GOAL OF THE EXERCISE: Below are the records; collect from them each line containing the string "Gris".

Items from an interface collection
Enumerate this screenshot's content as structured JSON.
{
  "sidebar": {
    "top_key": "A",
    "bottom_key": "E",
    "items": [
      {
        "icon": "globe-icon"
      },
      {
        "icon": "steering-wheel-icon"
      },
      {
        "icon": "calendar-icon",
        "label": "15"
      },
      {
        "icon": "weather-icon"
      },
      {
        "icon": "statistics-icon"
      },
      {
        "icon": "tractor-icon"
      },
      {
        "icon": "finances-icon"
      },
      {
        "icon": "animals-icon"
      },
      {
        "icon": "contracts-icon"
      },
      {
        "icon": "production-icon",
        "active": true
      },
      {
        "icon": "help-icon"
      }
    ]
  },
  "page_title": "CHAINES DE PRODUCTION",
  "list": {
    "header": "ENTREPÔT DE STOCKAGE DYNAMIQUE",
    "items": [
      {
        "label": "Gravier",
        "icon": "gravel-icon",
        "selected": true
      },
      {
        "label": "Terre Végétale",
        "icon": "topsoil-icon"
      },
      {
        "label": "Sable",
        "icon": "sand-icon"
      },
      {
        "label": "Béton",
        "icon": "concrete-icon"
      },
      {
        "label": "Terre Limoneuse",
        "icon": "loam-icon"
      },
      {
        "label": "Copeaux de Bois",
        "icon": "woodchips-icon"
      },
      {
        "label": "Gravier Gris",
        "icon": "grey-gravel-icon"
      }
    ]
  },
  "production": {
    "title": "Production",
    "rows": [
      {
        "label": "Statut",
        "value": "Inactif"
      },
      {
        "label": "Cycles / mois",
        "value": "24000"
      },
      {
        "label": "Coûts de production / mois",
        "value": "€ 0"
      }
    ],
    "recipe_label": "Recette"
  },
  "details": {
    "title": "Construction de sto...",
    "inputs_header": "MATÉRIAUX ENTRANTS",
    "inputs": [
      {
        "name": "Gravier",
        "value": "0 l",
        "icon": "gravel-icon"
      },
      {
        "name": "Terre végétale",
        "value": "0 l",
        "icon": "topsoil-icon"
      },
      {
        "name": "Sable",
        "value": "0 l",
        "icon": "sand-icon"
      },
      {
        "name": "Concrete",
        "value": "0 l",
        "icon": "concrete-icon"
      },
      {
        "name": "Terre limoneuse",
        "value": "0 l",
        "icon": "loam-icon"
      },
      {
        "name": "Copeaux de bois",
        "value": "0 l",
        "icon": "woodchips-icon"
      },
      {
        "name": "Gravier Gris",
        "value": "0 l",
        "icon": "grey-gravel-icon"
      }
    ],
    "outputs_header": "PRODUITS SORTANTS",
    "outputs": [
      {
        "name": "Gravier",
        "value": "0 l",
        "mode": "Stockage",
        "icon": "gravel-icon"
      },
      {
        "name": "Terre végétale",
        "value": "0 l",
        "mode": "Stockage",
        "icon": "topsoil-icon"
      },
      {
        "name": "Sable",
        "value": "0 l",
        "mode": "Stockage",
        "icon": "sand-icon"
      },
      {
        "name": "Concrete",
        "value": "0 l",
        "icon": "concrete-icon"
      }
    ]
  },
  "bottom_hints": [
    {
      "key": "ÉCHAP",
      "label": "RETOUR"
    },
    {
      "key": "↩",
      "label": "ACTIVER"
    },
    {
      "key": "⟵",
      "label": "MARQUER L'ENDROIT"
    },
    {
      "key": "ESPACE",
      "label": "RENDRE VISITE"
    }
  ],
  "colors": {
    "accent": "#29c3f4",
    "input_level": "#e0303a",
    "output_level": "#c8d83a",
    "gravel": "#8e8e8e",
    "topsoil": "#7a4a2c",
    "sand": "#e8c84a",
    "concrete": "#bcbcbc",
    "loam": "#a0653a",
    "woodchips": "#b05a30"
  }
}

SOLUTION TO THE PROBLEM:
        "label": "Gravier Gris",
        "name": "Gravier Gris",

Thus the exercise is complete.